Task statement.
Print, exactly and completely, the data that appears below.

=== Begin Enclosure ===

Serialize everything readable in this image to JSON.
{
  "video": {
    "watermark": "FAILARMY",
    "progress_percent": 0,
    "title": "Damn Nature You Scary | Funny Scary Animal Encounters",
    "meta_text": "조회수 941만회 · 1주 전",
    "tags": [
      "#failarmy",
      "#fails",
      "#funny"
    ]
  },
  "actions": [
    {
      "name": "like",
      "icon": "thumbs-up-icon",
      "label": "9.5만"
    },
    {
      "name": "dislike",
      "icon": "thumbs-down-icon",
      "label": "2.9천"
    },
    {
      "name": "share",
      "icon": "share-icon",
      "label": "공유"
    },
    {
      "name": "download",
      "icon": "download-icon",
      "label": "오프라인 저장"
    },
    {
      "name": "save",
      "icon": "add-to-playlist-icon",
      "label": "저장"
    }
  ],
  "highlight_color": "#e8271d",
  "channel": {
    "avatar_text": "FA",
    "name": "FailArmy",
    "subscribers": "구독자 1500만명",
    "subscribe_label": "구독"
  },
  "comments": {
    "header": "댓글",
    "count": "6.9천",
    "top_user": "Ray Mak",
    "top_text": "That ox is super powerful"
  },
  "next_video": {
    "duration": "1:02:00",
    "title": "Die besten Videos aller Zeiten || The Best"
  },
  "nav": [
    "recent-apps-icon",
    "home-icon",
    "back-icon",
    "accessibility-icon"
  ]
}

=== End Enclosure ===

Reply to the exercise.
Serialize everything readable in this image to JSON.
{
  "video": {
    "watermark": "FAILARMY",
    "progress_percent": 0,
    "title": "Damn Nature You Scary | Funny Scary Animal Encounters",
    "meta_text": "조회수 941만회 · 1주 전",
    "tags": [
      "#failarmy",
      "#fails",
      "#funny"
    ]
  },
  "actions": [
    {
      "name": "like",
      "icon": "thumbs-up-icon",
      "label": "9.5만"
    },
    {
      "name": "dislike",
      "icon": "thumbs-down-icon",
      "label": "2.9천"
    },
    {
      "name": "share",
      "icon": "share-icon",
      "label": "공유"
    },
    {
      "name": "download",
      "icon": "download-icon",
      "label": "오프라인 저장"
    },
    {
      "name": "save",
      "icon": "add-to-playlist-icon",
      "label": "저장"
    }
  ],
  "highlight_color": "#e8271d",
  "channel": {
    "avatar_text": "FA",
    "name": "FailArmy",
    "subscribers": "구독자 1500만명",
    "subscribe_label": "구독"
  },
  "comments": {
    "header": "댓글",
    "count": "6.9천",
    "top_user": "Ray Mak",
    "top_text": "That ox is super powerful"
  },
  "next_video": {
    "duration": "1:02:00",
    "title": "Die besten Videos aller Zeiten || The Best"
  },
  "nav": [
    "recent-apps-icon",
    "home-icon",
    "back-icon",
    "accessibility-icon"
  ]
}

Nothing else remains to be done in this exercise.